::: Data section :::

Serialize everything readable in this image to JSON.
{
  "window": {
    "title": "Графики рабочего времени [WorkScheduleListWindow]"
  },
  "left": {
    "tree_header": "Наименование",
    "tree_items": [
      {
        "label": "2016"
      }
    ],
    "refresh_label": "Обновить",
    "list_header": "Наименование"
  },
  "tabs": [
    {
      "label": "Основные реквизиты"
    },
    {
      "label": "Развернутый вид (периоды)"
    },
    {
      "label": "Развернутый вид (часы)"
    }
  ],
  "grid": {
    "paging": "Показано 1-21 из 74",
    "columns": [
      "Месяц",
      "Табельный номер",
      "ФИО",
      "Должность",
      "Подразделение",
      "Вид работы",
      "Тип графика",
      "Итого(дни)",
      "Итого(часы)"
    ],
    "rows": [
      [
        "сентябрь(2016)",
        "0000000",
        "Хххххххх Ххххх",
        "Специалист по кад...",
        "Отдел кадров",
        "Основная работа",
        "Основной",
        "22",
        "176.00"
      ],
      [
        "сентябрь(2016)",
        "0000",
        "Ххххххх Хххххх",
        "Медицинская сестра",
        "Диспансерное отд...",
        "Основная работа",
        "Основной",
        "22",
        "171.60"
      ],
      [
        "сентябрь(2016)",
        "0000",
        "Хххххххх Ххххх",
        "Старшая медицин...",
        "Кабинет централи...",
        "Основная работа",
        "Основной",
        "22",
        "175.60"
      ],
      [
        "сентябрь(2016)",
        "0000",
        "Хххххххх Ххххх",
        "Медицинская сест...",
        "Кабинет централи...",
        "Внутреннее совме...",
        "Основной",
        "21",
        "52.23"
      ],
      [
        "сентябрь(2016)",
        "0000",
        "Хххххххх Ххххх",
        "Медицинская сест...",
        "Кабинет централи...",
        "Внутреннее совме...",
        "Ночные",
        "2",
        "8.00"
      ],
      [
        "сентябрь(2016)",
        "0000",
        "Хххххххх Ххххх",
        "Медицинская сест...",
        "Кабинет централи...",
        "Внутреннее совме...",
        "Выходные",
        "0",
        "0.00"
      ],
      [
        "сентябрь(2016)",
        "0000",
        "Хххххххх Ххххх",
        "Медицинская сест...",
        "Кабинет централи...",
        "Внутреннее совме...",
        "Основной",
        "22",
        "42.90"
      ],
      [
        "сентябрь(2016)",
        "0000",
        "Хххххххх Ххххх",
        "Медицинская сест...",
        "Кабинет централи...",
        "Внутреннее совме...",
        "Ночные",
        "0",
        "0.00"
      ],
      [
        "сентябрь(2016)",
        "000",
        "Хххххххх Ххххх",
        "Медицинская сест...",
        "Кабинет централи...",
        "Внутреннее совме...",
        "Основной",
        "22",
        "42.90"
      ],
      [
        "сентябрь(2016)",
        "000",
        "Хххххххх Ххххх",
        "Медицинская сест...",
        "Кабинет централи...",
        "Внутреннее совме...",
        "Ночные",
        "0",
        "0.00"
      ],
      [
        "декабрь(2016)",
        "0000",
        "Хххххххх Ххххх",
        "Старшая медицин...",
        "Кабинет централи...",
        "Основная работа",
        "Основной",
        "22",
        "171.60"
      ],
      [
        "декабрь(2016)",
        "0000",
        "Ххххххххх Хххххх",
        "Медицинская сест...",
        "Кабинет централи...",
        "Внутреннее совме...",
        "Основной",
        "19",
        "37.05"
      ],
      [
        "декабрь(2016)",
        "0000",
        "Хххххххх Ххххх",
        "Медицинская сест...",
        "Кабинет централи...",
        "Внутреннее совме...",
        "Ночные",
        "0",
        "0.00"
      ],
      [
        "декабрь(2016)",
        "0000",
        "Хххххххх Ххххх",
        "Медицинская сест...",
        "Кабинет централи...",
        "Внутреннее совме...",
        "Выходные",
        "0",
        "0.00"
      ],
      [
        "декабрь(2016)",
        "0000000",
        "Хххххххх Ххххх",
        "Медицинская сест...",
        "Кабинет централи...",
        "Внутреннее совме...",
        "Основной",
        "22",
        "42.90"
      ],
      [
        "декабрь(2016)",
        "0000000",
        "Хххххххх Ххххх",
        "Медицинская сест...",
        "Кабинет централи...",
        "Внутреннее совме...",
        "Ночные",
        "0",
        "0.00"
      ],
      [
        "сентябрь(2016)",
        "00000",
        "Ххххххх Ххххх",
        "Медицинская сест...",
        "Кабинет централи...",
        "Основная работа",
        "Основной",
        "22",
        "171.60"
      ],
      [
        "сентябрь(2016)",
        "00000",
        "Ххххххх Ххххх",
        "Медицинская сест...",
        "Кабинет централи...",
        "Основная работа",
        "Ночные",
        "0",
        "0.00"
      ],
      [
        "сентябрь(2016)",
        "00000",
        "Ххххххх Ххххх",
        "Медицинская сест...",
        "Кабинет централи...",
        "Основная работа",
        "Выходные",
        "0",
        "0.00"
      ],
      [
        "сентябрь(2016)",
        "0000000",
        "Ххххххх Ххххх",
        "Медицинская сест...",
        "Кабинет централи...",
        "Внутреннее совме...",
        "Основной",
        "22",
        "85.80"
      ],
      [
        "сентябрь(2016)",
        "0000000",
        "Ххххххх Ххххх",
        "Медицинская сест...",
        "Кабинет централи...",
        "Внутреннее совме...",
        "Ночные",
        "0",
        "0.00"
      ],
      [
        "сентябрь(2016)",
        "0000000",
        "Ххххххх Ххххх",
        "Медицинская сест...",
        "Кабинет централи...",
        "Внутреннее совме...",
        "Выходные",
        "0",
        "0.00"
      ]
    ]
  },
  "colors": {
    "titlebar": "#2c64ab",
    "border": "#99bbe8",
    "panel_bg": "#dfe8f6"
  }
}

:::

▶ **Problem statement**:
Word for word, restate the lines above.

▶ **Reply to the task**:
Serialize everything readable in this image to JSON.
{
  "window": {
    "title": "Графики рабочего времени [WorkScheduleListWindow]"
  },
  "left": {
    "tree_header": "Наименование",
    "tree_items": [
      {
        "label": "2016"
      }
    ],
    "refresh_label": "Обновить",
    "list_header": "Наименование"
  },
  "tabs": [
    {
      "label": "Основные реквизиты"
    },
    {
      "label": "Развернутый вид (периоды)"
    },
    {
      "label": "Развернутый вид (часы)"
    }
  ],
  "grid": {
    "paging": "Показано 1-21 из 74",
    "columns": [
      "Месяц",
      "Табельный номер",
      "ФИО",
      "Должность",
      "Подразделение",
      "Вид работы",
      "Тип графика",
      "Итого(дни)",
      "Итого(часы)"
    ],
    "rows": [
      [
        "сентябрь(2016)",
        "0000000",
        "Хххххххх Ххххх",
        "Специалист по кад...",
        "Отдел кадров",
        "Основная работа",
        "Основной",
        "22",
        "176.00"
      ],
      [
        "сентябрь(2016)",
        "0000",
        "Ххххххх Хххххх",
        "Медицинская сестра",
        "Диспансерное отд...",
        "Основная работа",
        "Основной",
        "22",
        "171.60"
      ],
      [
        "сентябрь(2016)",
        "0000",
        "Хххххххх Ххххх",
        "Старшая медицин...",
        "Кабинет централи...",
        "Основная работа",
        "Основной",
        "22",
        "175.60"
      ],
      [
        "сентябрь(2016)",
        "0000",
        "Хххххххх Ххххх",
        "Медицинская сест...",
        "Кабинет централи...",
        "Внутреннее совме...",
        "Основной",
        "21",
        "52.23"
      ],
      [
        "сентябрь(2016)",
        "0000",
        "Хххххххх Ххххх",
        "Медицинская сест...",
        "Кабинет централи...",
        "Внутреннее совме...",
        "Ночные",
        "2",
        "8.00"
      ],
      [
        "сентябрь(2016)",
        "0000",
        "Хххххххх Ххххх",
        "Медицинская сест...",
        "Кабинет централи...",
        "Внутреннее совме...",
        "Выходные",
        "0",
        "0.00"
      ],
      [
        "сентябрь(2016)",
        "0000",
        "Хххххххх Ххххх",
        "Медицинская сест...",
        "Кабинет централи...",
        "Внутреннее совме...",
        "Основной",
        "22",
        "42.90"
      ],
      [
        "сентябрь(2016)",
        "0000",
        "Хххххххх Ххххх",
        "Медицинская сест...",
        "Кабинет централи...",
        "Внутреннее совме...",
        "Ночные",
        "0",
        "0.00"
      ],
      [
        "сентябрь(2016)",
        "000",
        "Хххххххх Ххххх",
        "Медицинская сест...",
        "Кабинет централи...",
        "Внутреннее совме...",
        "Основной",
        "22",
        "42.90"
      ],
      [
        "сентябрь(2016)",
        "000",
        "Хххххххх Ххххх",
        "Медицинская сест...",
        "Кабинет централи...",
        "Внутреннее совме...",
        "Ночные",
        "0",
        "0.00"
      ],
      [
        "декабрь(2016)",
        "0000",
        "Хххххххх Ххххх",
        "Старшая медицин...",
        "Кабинет централи...",
        "Основная работа",
        "Основной",
        "22",
        "171.60"
      ],
      [
        "декабрь(2016)",
        "0000",
        "Ххххххххх Хххххх",
        "Медицинская сест...",
        "Кабинет централи...",
        "Внутреннее совме...",
        "Основной",
        "19",
        "37.05"
      ],
      [
        "декабрь(2016)",
        "0000",
        "Хххххххх Ххххх",
        "Медицинская сест...",
        "Кабинет централи...",
        "Внутреннее совме...",
        "Ночные",
        "0",
        "0.00"
      ],
      [
        "декабрь(2016)",
        "0000",
        "Хххххххх Ххххх",
        "Медицинская сест...",
        "Кабинет централи...",
        "Внутреннее совме...",
        "Выходные",
        "0",
        "0.00"
      ],
      [
        "декабрь(2016)",
        "0000000",
        "Хххххххх Ххххх",
        "Медицинская сест...",
        "Кабинет централи...",
        "Внутреннее совме...",
        "Основной",
        "22",
        "42.90"
      ],
      [
        "декабрь(2016)",
        "0000000",
        "Хххххххх Ххххх",
        "Медицинская сест...",
        "Кабинет централи...",
        "Внутреннее совме...",
        "Ночные",
        "0",
        "0.00"
      ],
      [
        "сентябрь(2016)",
        "00000",
        "Ххххххх Ххххх",
        "Медицинская сест...",
        "Кабинет централи...",
        "Основная работа",
        "Основной",
        "22",
        "171.60"
      ],
      [
        "сентябрь(2016)",
        "00000",
        "Ххххххх Ххххх",
        "Медицинская сест...",
        "Кабинет централи...",
        "Основная работа",
        "Ночные",
        "0",
        "0.00"
      ],
      [
        "сентябрь(2016)",
        "00000",
        "Ххххххх Ххххх",
        "Медицинская сест...",
        "Кабинет централи...",
        "Основная работа",
        "Выходные",
        "0",
        "0.00"
      ],
      [
        "сентябрь(2016)",
        "0000000",
        "Ххххххх Ххххх",
        "Медицинская сест...",
        "Кабинет централи...",
        "Внутреннее совме...",
        "Основной",
        "22",
        "85.80"
      ],
      [
        "сентябрь(2016)",
        "0000000",
        "Ххххххх Ххххх",
        "Медицинская сест...",
        "Кабинет централи...",
        "Внутреннее совме...",
        "Ночные",
        "0",
        "0.00"
      ],
      [
        "сентябрь(2016)",
        "0000000",
        "Ххххххх Ххххх",
        "Медицинская сест...",
        "Кабинет централи...",
        "Внутреннее совме...",
        "Выходные",
        "0",
        "0.00"
      ]
    ]
  },
  "colors": {
    "titlebar": "#2c64ab",
    "border": "#99bbe8",
    "panel_bg": "#dfe8f6"
  }
}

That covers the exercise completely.